### WORK REQUEST
Return the entries exactly. Images are not part of the copy.

### INFORMATION SUPPLIED

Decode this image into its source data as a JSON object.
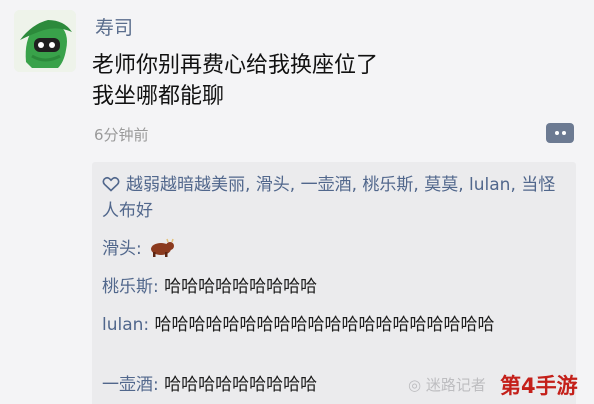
{
  "post": {
    "author": "寿司",
    "lines": [
      "老师你别再费心给我换座位了",
      "我坐哪都能聊"
    ],
    "time": "6分钟前"
  },
  "likes": {
    "text": "越弱越暗越美丽, 滑头, 一壶酒, 桃乐斯, 莫莫, lulan, 当怪人布好"
  },
  "comments": [
    {
      "author": "滑头: ",
      "text": "",
      "icon": "cow-icon"
    },
    {
      "author": "桃乐斯: ",
      "text": "哈哈哈哈哈哈哈哈哈"
    },
    {
      "author": "lulan: ",
      "text": "哈哈哈哈哈哈哈哈哈哈哈哈哈哈哈哈哈哈哈哈"
    },
    {
      "author": "一壶酒: ",
      "text": "哈哈哈哈哈哈哈哈哈"
    }
  ],
  "watermark": {
    "brand": "第4手游",
    "faint": "◎ 迷路记者"
  },
  "colors": {
    "link": "#51678c",
    "panel": "#ebebed",
    "watermark": "#c4201a"
  }
}
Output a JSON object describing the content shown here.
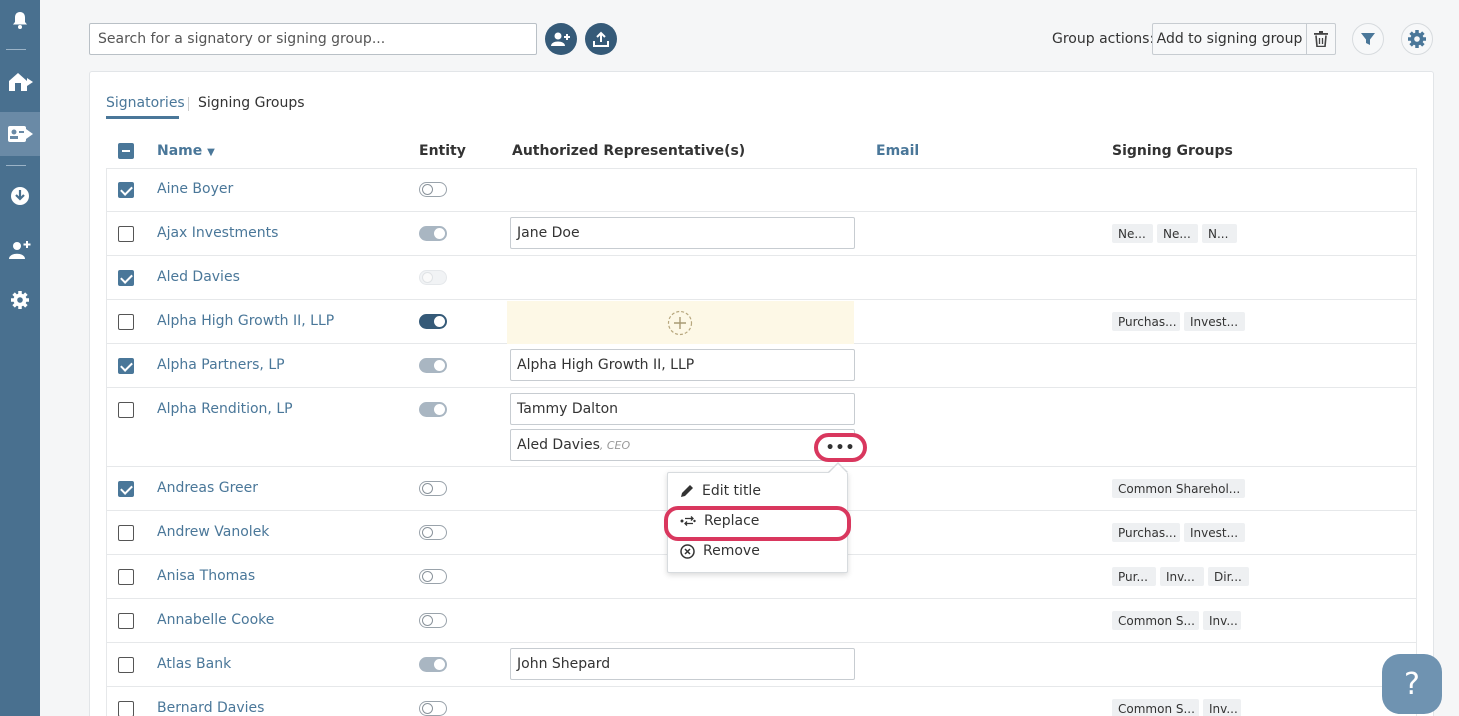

### TASK ANSWER
Decode this image into its source data as a JSON object.
{
  "post": {
    "author": "寿司",
    "lines": [
      "老师你别再费心给我换座位了",
      "我坐哪都能聊"
    ],
    "time": "6分钟前"
  },
  "likes": {
    "text": "越弱越暗越美丽, 滑头, 一壶酒, 桃乐斯, 莫莫, lulan, 当怪人布好"
  },
  "comments": [
    {
      "author": "滑头: ",
      "text": "",
      "icon": "cow-icon"
    },
    {
      "author": "桃乐斯: ",
      "text": "哈哈哈哈哈哈哈哈哈"
    },
    {
      "author": "lulan: ",
      "text": "哈哈哈哈哈哈哈哈哈哈哈哈哈哈哈哈哈哈哈哈"
    },
    {
      "author": "一壶酒: ",
      "text": "哈哈哈哈哈哈哈哈哈"
    }
  ],
  "watermark": {
    "brand": "第4手游",
    "faint": "◎ 迷路记者"
  },
  "colors": {
    "link": "#51678c",
    "panel": "#ebebed",
    "watermark": "#c4201a"
  }
}
Output a JSON object describing the content shown here.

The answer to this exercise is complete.